Fishing in front of Willamette Falls. Photo by Gary Lewis.
A person can learn a lot about the history of our state in the spray at Willamette Falls.
Here, the Clackamas peoples and the Wasco, Warm Springs, Multnomah, Yakama, Molalla, Tualatin and other tribes fished and traded for salmon and lamprey.
Above the falls, on the east bank, was a village called Canemah. Downstream, opposite the mouth of the Clackamas, stood an Indian town called Walamt (sounds like).
The Chief Factor of the Hudson’s Bay Company built the first sawmill in 1829. In the 1840s and 1850s when the migration to Oregon was in full swing, all roads led to Willamette Falls.
My favorite way to study history is with a fishing rod in hand. As a kid, I’d bring my school books home in a bag and leave them there while I fly-fished for trout in small streams that bled into the Columbia.
That’s why I pulled home-schooled 12-year-old Gus Smith away from his studies last week to make the run to Oregon City. We parked the Ford at the Pow Wow Tree, to run our fingers in the moss and bark of a 270-year-old bigleaf maple then checked in at the Best Western Rivershore Hotel near Clackamette Park.
In the morning, we met up with Sam Pyke for a cup of coffee, drove up to the old townsite of Canemah then trotted out on the dock to meet Rob Crandall and 11-year-old Tanner.
Overhead, on I-205, commuters had conspired to spread a traffic jam betwixt Vancouver and Tualatin. We passed beneath the George Abernethy bridge then went under the Oregon City bridge and could see the falls ahead. Salmon fishermen trolled for late spring chinooks and shad anglers were anchored in various runs.

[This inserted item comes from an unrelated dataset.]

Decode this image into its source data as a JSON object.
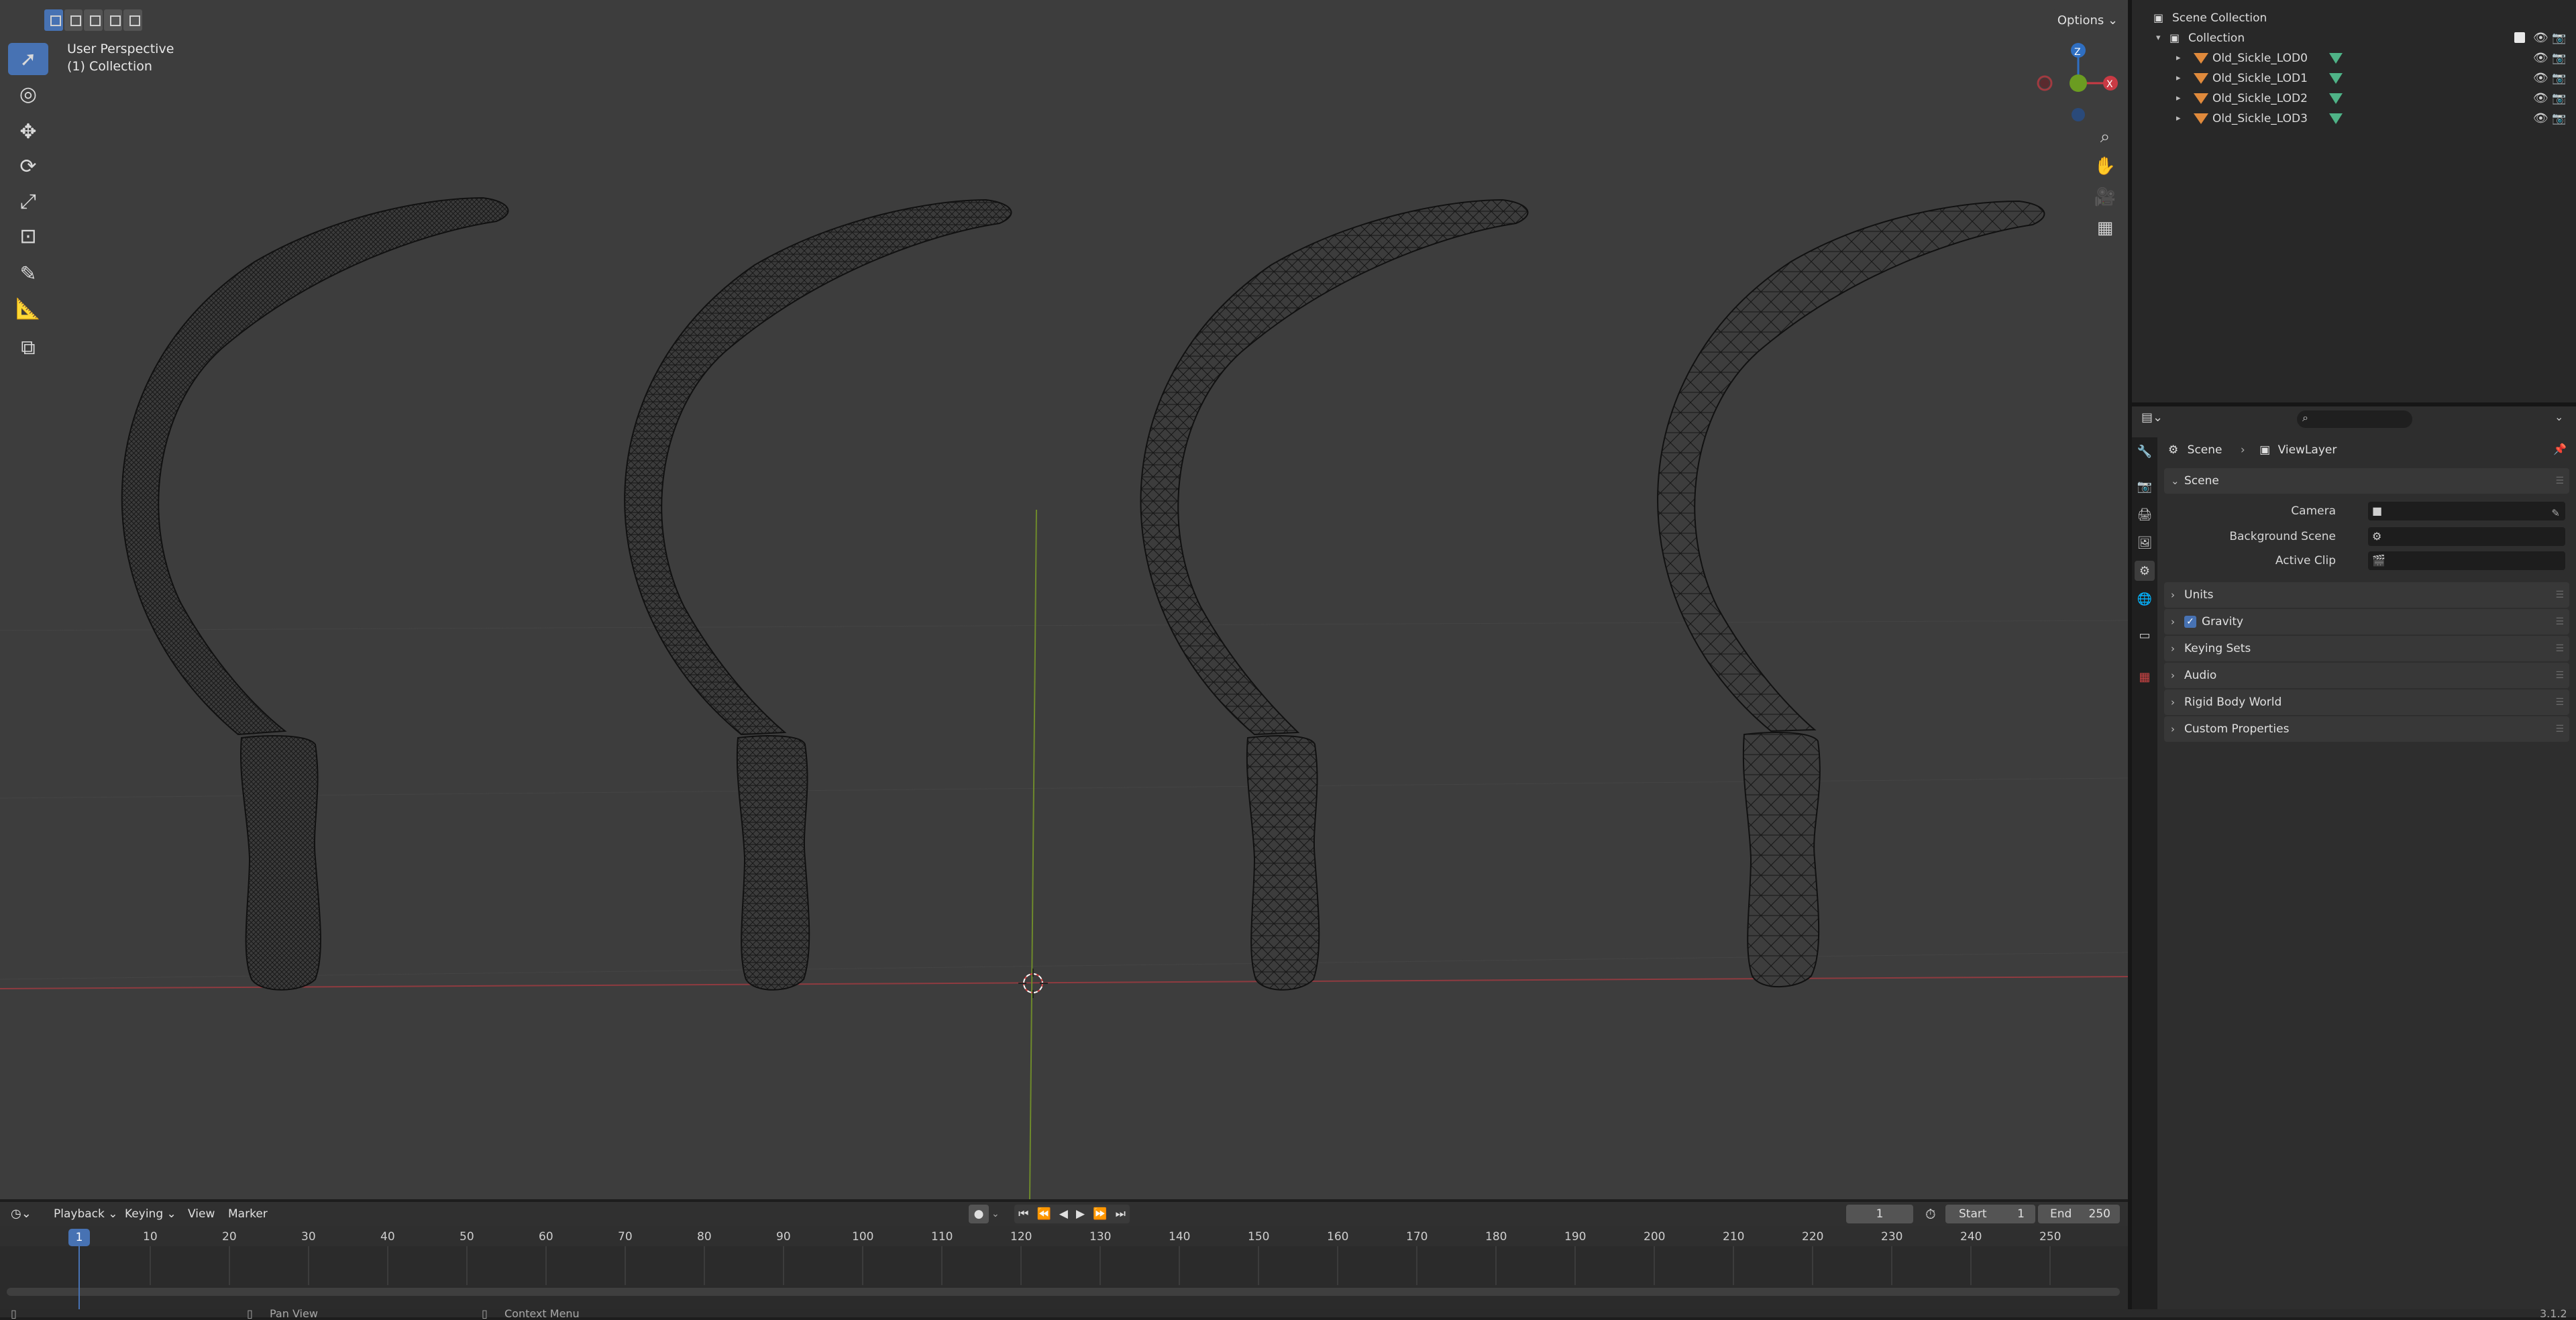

American shad were introduced to the American west in 1871 when fish were released in major rivers up and down the Pacific coast. Today millions of shad still return to the Sacramento, the Umpqua, the Siuslaw, the Columbia, Willamette and other rivers. Plankton eaters, the American shad is the biggest of the herring species and averages three to five pounds. They bite and fight with abandon.
Rob Crandall targets shad with a fly rod. His favorite setup is a 5-weight equipped with a 12- to 15-foot sink tip, a 30-inch Maxima leader and a pink, orange or chartreuse shad dart.

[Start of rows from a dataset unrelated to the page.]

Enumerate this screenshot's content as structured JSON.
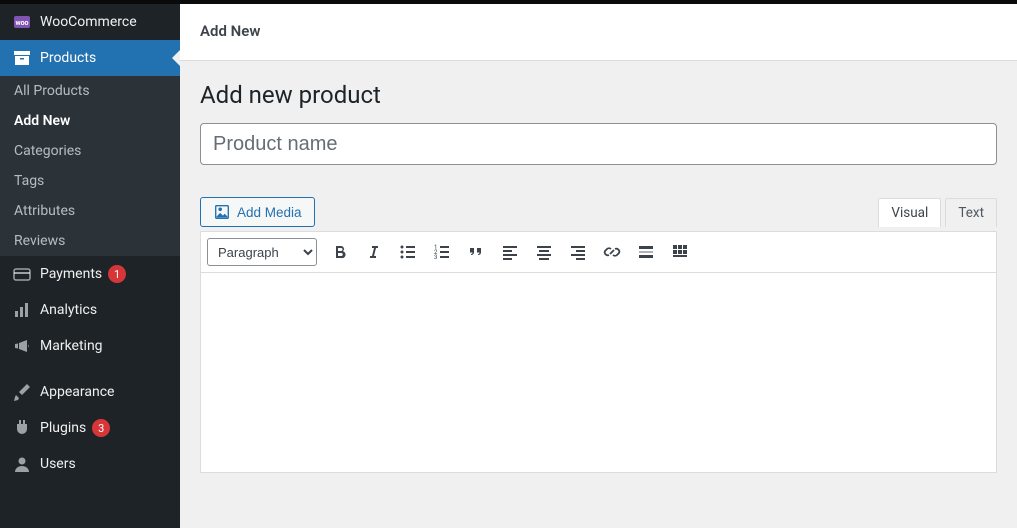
{
  "sidebar": {
    "woocommerce": "WooCommerce",
    "products": "Products",
    "products_sub": [
      {
        "label": "All Products",
        "current": false
      },
      {
        "label": "Add New",
        "current": true
      },
      {
        "label": "Categories",
        "current": false
      },
      {
        "label": "Tags",
        "current": false
      },
      {
        "label": "Attributes",
        "current": false
      },
      {
        "label": "Reviews",
        "current": false
      }
    ],
    "payments": {
      "label": "Payments",
      "badge": "1"
    },
    "analytics": "Analytics",
    "marketing": "Marketing",
    "appearance": "Appearance",
    "plugins": {
      "label": "Plugins",
      "badge": "3"
    },
    "users": "Users"
  },
  "header": {
    "title": "Add New"
  },
  "page": {
    "title": "Add new product",
    "name_placeholder": "Product name"
  },
  "editor": {
    "add_media": "Add Media",
    "tabs": {
      "visual": "Visual",
      "text": "Text"
    },
    "format_current": "Paragraph"
  }
}
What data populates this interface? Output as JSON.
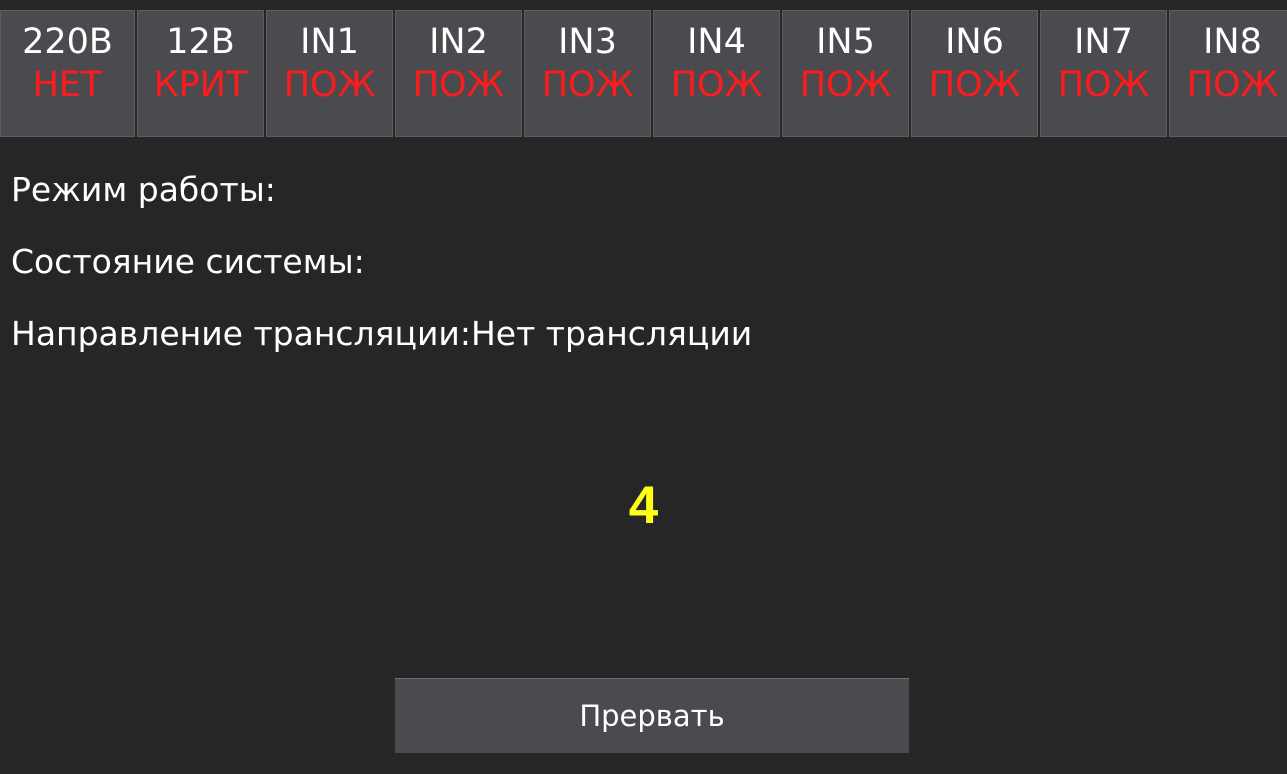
{
  "status_indicators": [
    {
      "label": "220В",
      "state": "НЕТ"
    },
    {
      "label": "12В",
      "state": "КРИТ"
    },
    {
      "label": "IN1",
      "state": "ПОЖ"
    },
    {
      "label": "IN2",
      "state": "ПОЖ"
    },
    {
      "label": "IN3",
      "state": "ПОЖ"
    },
    {
      "label": "IN4",
      "state": "ПОЖ"
    },
    {
      "label": "IN5",
      "state": "ПОЖ"
    },
    {
      "label": "IN6",
      "state": "ПОЖ"
    },
    {
      "label": "IN7",
      "state": "ПОЖ"
    },
    {
      "label": "IN8",
      "state": "ПОЖ"
    }
  ],
  "info": {
    "mode_label": "Режим работы:",
    "system_state_label": "Состояние системы:",
    "direction_line": "Направление трансляции:Нет трансляции"
  },
  "counter": {
    "value": "4"
  },
  "actions": {
    "abort_label": "Прервать"
  },
  "colors": {
    "background": "#262626",
    "cell_background": "#4a4a4f",
    "alert_text": "#ff1b1b",
    "counter_text": "#ffff16",
    "normal_text": "#ffffff"
  }
}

When we had three anchors overboard to hold the boat in the heavy current, Crandall made a short cast to demonstrate to Gus how to present the fly. A moment later, a shad grabbed, ripped ten feet of line off the reel and broke the surface in a gill-rattling tail-walk.
For the first half hour, we hooked fish on every third cast, trading places with the fly rods and the net. Gus hooked one that pulled harder than the rest – a sturgeon. When the line went slack, the 12-year-old held his hands four feet apart to show how long it was.
At the other end of the boat, my casting zone wasn’t as productive as the spot where Gus and Tanner were fishing, so I pulled out my secret weapon, a bottle of Pro-Cure Fish Oil Garlic Plus. Dribbling water soluble goodness on the shad dart earned me a fish the first cast each time I freshened the scent.
No one counted, but we must have brought 25 or 30 to hand in three hours. Sam Pyke and I fought two fish to the net at one time and Tanner netted them.
Shad hit the Columbia system in May and run up to Bonneville and beyond. In the Willamette River the good fishing starts when the spring run-off subsides. Fishermen start to pick them up in May and can have 50-fish days in June. The action continues into mid-July.
The falls on the Willamette are 24-1/2 miles up from the confluence with the Columbia. It is still a gathering place and is the most significant historical natural feature in the West.
Gary Lewis is the host of Frontier Unlimited TV and author of Fishing Central Oregon, Fishing Mount Hood Country, Hunting Oregon and other titles. Contact Gary at www.GaryLewisOutdoors.com.